By Gary Lim
Photos by Alison Roach

BURNABY — A shocking discovery was made last week when security discovered over 200 students locked in large metal cage in Convocation Mall. The students were found Friday, after library patrons reported whining noises coming from outside.

According to the police report, the students were found in poor condition after spending almost an hour wedged in cramped seats, many of whom apparently rendered deaf from speaker-related ear damage.

First responder Michelle Eckmann gave a grim description of what she came across after cutting through metal grating.

“The first thing I remember, more vividly than anything else was the smell. It burned your eyes and throat. Then we spotted them, the students huddled in the corner. They were clearly confused and afraid; we could see their arms were emaciated and deformed from repeatedly sticking up orange and green pieces of paper.

“Many of them were completely unresponsive, just staring straight ahead, slack-jawed and drooling. The ones we were able to rouse all asked us the same thing if they’d won the iPad, and they kept trying to give us their tickets. We weren’t sure what was going on, or even if we wanted to know.”

On scene medical staff confirmed that the students had been trapped in the fences for upwards of 45 minutes, forced to subsist on nothing but stale coffee and pastries.

Police believe that the students were originally part of an underground voting ring that authorities broke up last month. Chief of security Henry Wallace commented on the discovery.
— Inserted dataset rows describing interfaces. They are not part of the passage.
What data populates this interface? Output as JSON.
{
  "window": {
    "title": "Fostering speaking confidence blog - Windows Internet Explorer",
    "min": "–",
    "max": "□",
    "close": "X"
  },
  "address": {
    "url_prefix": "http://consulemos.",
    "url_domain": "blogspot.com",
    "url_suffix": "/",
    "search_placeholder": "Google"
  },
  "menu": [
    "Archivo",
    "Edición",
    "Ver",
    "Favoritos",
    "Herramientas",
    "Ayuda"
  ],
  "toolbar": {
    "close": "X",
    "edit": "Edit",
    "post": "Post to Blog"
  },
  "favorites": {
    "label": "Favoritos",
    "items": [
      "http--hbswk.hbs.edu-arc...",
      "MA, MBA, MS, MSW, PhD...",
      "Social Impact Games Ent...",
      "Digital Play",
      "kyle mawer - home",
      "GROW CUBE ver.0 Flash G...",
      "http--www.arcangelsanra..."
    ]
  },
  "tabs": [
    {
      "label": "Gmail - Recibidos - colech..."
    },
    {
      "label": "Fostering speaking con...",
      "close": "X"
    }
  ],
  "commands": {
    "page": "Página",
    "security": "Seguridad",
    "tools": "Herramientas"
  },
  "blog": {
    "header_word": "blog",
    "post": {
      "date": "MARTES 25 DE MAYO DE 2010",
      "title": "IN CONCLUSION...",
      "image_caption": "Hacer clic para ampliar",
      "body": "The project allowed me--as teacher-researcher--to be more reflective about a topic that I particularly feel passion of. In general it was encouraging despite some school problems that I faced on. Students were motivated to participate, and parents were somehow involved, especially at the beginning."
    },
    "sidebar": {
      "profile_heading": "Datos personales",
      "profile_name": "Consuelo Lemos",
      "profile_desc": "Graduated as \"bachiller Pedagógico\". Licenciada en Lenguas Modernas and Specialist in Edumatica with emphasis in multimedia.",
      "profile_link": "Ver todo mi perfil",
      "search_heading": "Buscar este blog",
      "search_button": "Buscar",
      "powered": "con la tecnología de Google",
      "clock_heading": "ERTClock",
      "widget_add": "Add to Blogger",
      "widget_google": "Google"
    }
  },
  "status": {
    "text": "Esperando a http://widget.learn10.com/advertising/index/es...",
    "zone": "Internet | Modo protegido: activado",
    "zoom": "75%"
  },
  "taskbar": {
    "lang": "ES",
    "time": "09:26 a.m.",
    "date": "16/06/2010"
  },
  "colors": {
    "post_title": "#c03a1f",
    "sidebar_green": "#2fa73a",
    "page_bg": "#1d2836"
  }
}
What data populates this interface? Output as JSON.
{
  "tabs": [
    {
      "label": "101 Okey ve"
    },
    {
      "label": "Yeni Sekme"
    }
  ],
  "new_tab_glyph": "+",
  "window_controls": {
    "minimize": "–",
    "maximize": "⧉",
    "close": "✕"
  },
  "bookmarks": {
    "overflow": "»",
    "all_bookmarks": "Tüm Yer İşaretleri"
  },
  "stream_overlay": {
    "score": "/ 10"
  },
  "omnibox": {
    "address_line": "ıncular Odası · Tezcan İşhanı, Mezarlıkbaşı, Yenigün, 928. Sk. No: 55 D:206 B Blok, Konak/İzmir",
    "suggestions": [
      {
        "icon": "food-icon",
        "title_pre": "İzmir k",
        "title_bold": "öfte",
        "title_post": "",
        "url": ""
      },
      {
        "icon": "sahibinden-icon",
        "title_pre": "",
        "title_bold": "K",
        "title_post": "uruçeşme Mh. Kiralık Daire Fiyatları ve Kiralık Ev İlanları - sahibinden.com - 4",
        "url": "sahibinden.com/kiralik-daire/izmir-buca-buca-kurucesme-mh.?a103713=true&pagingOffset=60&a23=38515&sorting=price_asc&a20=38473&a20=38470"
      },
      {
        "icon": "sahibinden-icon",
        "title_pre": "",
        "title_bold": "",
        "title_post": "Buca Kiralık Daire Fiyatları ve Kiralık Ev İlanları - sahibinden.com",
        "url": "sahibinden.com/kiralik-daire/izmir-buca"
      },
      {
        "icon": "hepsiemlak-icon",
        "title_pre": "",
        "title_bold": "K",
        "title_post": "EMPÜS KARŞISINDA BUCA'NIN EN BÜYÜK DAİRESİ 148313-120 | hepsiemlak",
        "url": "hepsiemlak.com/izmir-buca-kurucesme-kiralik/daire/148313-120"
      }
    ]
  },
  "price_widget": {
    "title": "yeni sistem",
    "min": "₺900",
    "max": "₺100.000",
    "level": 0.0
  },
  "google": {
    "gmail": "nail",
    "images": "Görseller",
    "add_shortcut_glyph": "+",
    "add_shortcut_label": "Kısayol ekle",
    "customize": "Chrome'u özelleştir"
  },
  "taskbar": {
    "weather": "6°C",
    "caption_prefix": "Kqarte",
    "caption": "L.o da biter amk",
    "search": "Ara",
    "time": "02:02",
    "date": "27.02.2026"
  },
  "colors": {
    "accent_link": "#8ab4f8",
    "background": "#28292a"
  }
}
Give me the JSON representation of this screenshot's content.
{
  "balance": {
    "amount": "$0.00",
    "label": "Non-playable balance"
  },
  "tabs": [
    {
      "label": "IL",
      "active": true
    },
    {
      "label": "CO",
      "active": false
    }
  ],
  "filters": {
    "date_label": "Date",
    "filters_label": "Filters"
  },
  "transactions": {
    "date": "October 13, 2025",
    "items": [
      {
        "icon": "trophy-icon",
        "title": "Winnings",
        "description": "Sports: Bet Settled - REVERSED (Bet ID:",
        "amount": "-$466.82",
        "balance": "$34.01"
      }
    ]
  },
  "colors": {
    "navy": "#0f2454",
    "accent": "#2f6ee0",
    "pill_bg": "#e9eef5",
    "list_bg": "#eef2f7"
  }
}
“It’s disgusting, student government gathers up these big groups of students with the intention of reaching quorum and after they’ve voted themselves stupid they just pick up and leave, leaving the students to fend for themselves.”

Wallace also said, “The students have since been placed under the care of the province, but that’s not an indefinite solution. If not adopted, many of these students will unfortunately be euthanized. But given their state, it’s the humane thing to do.”